Another favorite text is the list of Israelite stops in the wilderness of Sinai. The Book of Numbers, Chapter 33, lists 42 stops made by the Israelites as they progressed to Jericho, before entering the Promised Land. Remarkably, each stop is listed twice: "They set out from Hazeroth and encamped at Rithmah. They set out from Rithmah and encamped at Rimmon-perez. They set out from Rimmon-perez and encamped at..." (JPS). Moved by the rhythm of those repetitions, I embroidered the place names around the border of "Bamidbar: In the Wilderness" (2011).

Gertrude Stein wrote, "There is the important question of repetition and is there any such thing... I first really realized the inevitable repetition in human expression that was not repetition but insistence" ("Portraits and Repetition" in "Lectures in America," 1935).*

Was the repetition of names and verbs describing their travels — setting out and encamping — insistence that the Israelite journeys could not easily be distilled? Surely, in God's recurring acts of protection and anger; in Moses' stream of reflection, rebuke, and encouragement; and in the Israelites' stirrings of joy, desperation and disappointment, there was much insistence and less mere repetition. I used the embroidery patterns of "Bamidbar" to develop that drasha in thread. Each pattern block (so-called blackwork embroidery) varies in geometric symmetry: a mixture of reflections, translations, and rotations. The placement of patterns and colors gives the piece, overall, an essential 180° rotational symmetry. The intention is to convey movement, unevenness, and variations of order and disarray — much like the biblical journeys described in Numbers.

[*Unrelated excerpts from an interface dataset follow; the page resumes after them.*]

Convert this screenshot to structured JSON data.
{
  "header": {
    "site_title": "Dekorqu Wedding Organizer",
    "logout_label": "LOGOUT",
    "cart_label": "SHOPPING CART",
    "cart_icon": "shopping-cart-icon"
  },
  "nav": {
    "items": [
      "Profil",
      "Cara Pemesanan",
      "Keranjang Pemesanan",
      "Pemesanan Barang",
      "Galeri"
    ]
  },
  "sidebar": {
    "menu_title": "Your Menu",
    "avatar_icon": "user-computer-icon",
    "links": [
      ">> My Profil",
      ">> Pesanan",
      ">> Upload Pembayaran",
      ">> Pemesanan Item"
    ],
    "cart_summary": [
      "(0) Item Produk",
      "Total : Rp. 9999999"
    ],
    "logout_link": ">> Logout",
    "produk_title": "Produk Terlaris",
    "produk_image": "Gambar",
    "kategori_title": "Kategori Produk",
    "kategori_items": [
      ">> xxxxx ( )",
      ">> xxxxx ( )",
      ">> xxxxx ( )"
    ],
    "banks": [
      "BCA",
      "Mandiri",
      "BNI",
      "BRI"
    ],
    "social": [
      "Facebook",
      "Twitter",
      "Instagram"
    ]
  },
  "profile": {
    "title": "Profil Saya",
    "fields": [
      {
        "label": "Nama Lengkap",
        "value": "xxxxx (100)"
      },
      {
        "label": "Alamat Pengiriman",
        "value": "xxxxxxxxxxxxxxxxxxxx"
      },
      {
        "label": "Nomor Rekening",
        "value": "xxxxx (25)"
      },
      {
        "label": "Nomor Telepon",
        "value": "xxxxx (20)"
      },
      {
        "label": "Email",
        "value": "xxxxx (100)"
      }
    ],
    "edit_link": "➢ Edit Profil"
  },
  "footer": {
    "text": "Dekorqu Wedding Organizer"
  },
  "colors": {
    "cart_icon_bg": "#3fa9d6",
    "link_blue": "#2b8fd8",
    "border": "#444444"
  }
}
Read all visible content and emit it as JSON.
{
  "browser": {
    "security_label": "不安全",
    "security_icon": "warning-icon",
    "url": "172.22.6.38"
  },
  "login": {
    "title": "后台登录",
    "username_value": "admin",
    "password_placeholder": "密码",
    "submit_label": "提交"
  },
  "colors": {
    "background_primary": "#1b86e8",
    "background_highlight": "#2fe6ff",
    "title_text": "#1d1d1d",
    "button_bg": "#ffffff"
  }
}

If part of the human task is to seek the Divine by emulating God's behaviors, we embroiderers are in a good place. The embroidery "God Counts the Stars" (2015) quotes Psalm 147:4-5: "God counts the stars, giving each a name; with grandeur and power, wisdom beyond measure" (my translation). God counts the stars! That God painstakingly conducts a celestial census, and in doing so honors individuality in each, certainly touches a statistician's heart. What patience that takes! What concentration, and attention to detail! Just like stitching — patient, intentional, repetitive, faithful. And just as God names the stars, the embroidery gives each star its own needlework pattern. The art interprets the text, but it also mimics the text, and exposes the text.

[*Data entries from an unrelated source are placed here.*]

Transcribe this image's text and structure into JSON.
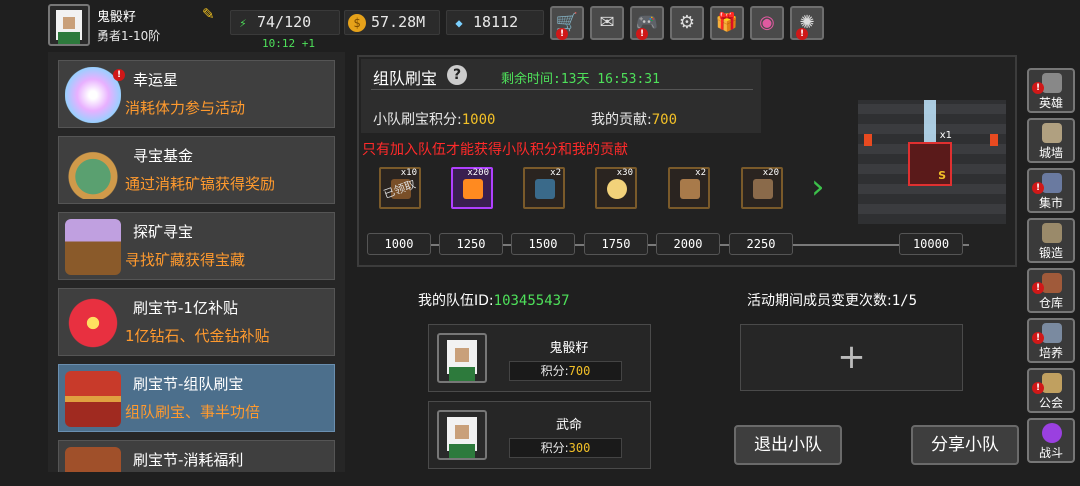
{
  "player": {
    "name": "鬼骰籽",
    "rank": "勇者1-10阶"
  },
  "stats": {
    "stamina": "74/120",
    "stamina_timer": "10:12 +1",
    "gold": "57.28M",
    "diamonds": "18112"
  },
  "toolbar": {
    "icons": [
      "shop-cart-icon",
      "mail-icon",
      "gamepad-icon",
      "settings-gear-icon",
      "gift-icon",
      "color-wheel-icon",
      "fireworks-icon"
    ]
  },
  "sidebar": {
    "items": [
      {
        "title": "幸运星",
        "subtitle": "消耗体力参与活动"
      },
      {
        "title": "寻宝基金",
        "subtitle": "通过消耗矿镐获得奖励"
      },
      {
        "title": "探矿寻宝",
        "subtitle": "寻找矿藏获得宝藏"
      },
      {
        "title": "刷宝节-1亿补贴",
        "subtitle": "1亿钻石、代金钻补贴"
      },
      {
        "title": "刷宝节-组队刷宝",
        "subtitle": "组队刷宝、事半功倍"
      },
      {
        "title": "刷宝节-消耗福利",
        "subtitle": ""
      }
    ]
  },
  "event": {
    "title": "组队刷宝",
    "remaining_label": "剩余时间:",
    "remaining_value": "13天 16:53:31",
    "team_score_label": "小队刷宝积分:",
    "team_score": "1000",
    "my_contrib_label": "我的贡献:",
    "my_contrib": "700",
    "warning": "只有加入队伍才能获得小队积分和我的贡献",
    "rewards": [
      {
        "count": "x10",
        "claimed": "已领取",
        "color": "#c87a30"
      },
      {
        "count": "x200",
        "color": "#ff8a20"
      },
      {
        "count": "x2",
        "color": "#3a6a8a"
      },
      {
        "count": "x30",
        "color": "#f2d27a"
      },
      {
        "count": "x2",
        "color": "#a87a4a"
      },
      {
        "count": "x20",
        "color": "#8a6a4a"
      }
    ],
    "milestones": [
      "1000",
      "1250",
      "1500",
      "1750",
      "2000",
      "2250",
      "10000"
    ],
    "grand_prize_count": "x1",
    "grand_prize_grade": "S"
  },
  "team": {
    "id_label": "我的队伍ID:",
    "id_value": "103455437",
    "changes_label": "活动期间成员变更次数:",
    "changes_value": "1/5",
    "members": [
      {
        "name": "鬼骰籽",
        "score_label": "积分:",
        "score": "700"
      },
      {
        "name": "武命",
        "score_label": "积分:",
        "score": "300"
      }
    ],
    "add_symbol": "+",
    "leave_button": "退出小队",
    "share_button": "分享小队"
  },
  "rightnav": {
    "items": [
      {
        "label": "英雄",
        "alert": true
      },
      {
        "label": "城墙",
        "alert": false
      },
      {
        "label": "集市",
        "alert": true
      },
      {
        "label": "锻造",
        "alert": false
      },
      {
        "label": "仓库",
        "alert": true
      },
      {
        "label": "培养",
        "alert": true
      },
      {
        "label": "公会",
        "alert": true
      },
      {
        "label": "战斗",
        "alert": false
      }
    ]
  },
  "alert_symbol": "!"
}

The anthropologist was wrong. Repetition and renewal are not circumstances to be requited with permanence. Rather, they pulsate with the rhythm of life, honoring the endurance of its fragility and the individuality of seemingly identical elements, be they meals of a Colonial household, knobs of the Sanctuary lampstand, or stars in the sky. Repetition is everywhere in Jewish life: in sacred text, in the cyclical reading of Torah, in counting stars, in the geometric patterns of blackwork design, in the embroiderer's steady hand on the fabric, in Jews' never-ending celebration of words. With each repetition, we insist that we will seek and savor that which is sacred.

* I am indebted to Lisa Newell z'l for introducing me to Stein's ideas. Addressing a Fabrangen Havurah High Holiday service long ago in Washington, D.C., Lisa wondered aloud why we had so many Amidahs to recite and to repeat. Paraphrasing Gertrude Stein, Lisa explained, "Repetition is insistence!" Among her many accomplishments, Lisa was co-counsel in the 1983 landmark comparable-worth case, challenging women's wages paid by the State of Washington. She died in 2000.

Rachel Braun explores how Jewish texts can be embroidered — literally and figuratively — in original needlecraft designs. Braun is a Torah chanter, synagogue service leader, Jewish educator, and high school math and statistics teacher. Her talents — artistic, spiritual and mathematical — come together in her book " Embroidery and Sacred Text: New Designs in Jewish Needlework" (Bookbaby, 2017).